(App and web page records)
------------------------------------------------

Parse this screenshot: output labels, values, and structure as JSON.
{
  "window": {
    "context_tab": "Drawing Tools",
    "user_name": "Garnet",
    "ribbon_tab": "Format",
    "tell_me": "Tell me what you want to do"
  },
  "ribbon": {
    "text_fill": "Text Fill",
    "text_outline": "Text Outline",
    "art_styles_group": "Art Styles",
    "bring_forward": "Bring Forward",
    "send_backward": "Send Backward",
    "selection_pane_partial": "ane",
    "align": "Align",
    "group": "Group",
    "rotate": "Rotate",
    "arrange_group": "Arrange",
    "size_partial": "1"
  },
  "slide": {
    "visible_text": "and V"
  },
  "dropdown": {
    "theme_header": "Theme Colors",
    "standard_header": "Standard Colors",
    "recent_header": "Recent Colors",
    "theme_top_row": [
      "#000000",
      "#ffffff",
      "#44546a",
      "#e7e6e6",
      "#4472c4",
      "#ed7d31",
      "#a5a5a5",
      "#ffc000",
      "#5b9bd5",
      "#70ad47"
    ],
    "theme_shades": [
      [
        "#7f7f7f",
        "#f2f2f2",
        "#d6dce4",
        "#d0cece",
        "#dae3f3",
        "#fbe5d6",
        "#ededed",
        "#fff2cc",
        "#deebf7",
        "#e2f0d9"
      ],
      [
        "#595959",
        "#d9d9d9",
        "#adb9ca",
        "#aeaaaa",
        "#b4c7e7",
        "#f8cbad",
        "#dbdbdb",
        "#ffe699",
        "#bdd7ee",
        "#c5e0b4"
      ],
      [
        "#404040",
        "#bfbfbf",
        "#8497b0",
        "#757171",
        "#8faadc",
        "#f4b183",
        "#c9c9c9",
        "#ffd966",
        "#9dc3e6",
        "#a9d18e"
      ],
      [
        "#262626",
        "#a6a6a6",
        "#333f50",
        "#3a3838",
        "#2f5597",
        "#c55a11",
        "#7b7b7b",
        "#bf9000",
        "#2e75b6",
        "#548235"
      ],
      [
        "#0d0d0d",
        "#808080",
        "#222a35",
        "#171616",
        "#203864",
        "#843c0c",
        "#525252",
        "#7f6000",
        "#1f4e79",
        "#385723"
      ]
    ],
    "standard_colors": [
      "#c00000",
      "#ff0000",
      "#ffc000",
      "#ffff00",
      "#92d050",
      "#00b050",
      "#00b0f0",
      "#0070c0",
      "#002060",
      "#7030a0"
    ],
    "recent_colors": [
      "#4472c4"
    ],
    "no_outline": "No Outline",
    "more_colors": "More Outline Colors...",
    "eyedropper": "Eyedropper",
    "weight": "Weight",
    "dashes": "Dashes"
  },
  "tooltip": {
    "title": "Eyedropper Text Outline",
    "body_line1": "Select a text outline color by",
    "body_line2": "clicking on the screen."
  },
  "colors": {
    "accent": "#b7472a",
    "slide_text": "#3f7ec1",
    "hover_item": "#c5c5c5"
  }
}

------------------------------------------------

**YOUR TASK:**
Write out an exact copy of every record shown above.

**YOUR RESPONSE:**
Parse this screenshot: output labels, values, and structure as JSON.
{
  "window": {
    "context_tab": "Drawing Tools",
    "user_name": "Garnet",
    "ribbon_tab": "Format",
    "tell_me": "Tell me what you want to do"
  },
  "ribbon": {
    "text_fill": "Text Fill",
    "text_outline": "Text Outline",
    "art_styles_group": "Art Styles",
    "bring_forward": "Bring Forward",
    "send_backward": "Send Backward",
    "selection_pane_partial": "ane",
    "align": "Align",
    "group": "Group",
    "rotate": "Rotate",
    "arrange_group": "Arrange",
    "size_partial": "1"
  },
  "slide": {
    "visible_text": "and V"
  },
  "dropdown": {
    "theme_header": "Theme Colors",
    "standard_header": "Standard Colors",
    "recent_header": "Recent Colors",
    "theme_top_row": [
      "#000000",
      "#ffffff",
      "#44546a",
      "#e7e6e6",
      "#4472c4",
      "#ed7d31",
      "#a5a5a5",
      "#ffc000",
      "#5b9bd5",
      "#70ad47"
    ],
    "theme_shades": [
      [
        "#7f7f7f",
        "#f2f2f2",
        "#d6dce4",
        "#d0cece",
        "#dae3f3",
        "#fbe5d6",
        "#ededed",
        "#fff2cc",
        "#deebf7",
        "#e2f0d9"
      ],
      [
        "#595959",
        "#d9d9d9",
        "#adb9ca",
        "#aeaaaa",
        "#b4c7e7",
        "#f8cbad",
        "#dbdbdb",
        "#ffe699",
        "#bdd7ee",
        "#c5e0b4"
      ],
      [
        "#404040",
        "#bfbfbf",
        "#8497b0",
        "#757171",
        "#8faadc",
        "#f4b183",
        "#c9c9c9",
        "#ffd966",
        "#9dc3e6",
        "#a9d18e"
      ],
      [
        "#262626",
        "#a6a6a6",
        "#333f50",
        "#3a3838",
        "#2f5597",
        "#c55a11",
        "#7b7b7b",
        "#bf9000",
        "#2e75b6",
        "#548235"
      ],
      [
        "#0d0d0d",
        "#808080",
        "#222a35",
        "#171616",
        "#203864",
        "#843c0c",
        "#525252",
        "#7f6000",
        "#1f4e79",
        "#385723"
      ]
    ],
    "standard_colors": [
      "#c00000",
      "#ff0000",
      "#ffc000",
      "#ffff00",
      "#92d050",
      "#00b050",
      "#00b0f0",
      "#0070c0",
      "#002060",
      "#7030a0"
    ],
    "recent_colors": [
      "#4472c4"
    ],
    "no_outline": "No Outline",
    "more_colors": "More Outline Colors...",
    "eyedropper": "Eyedropper",
    "weight": "Weight",
    "dashes": "Dashes"
  },
  "tooltip": {
    "title": "Eyedropper Text Outline",
    "body_line1": "Select a text outline color by",
    "body_line2": "clicking on the screen."
  },
  "colors": {
    "accent": "#b7472a",
    "slide_text": "#3f7ec1",
    "hover_item": "#c5c5c5"
  }
}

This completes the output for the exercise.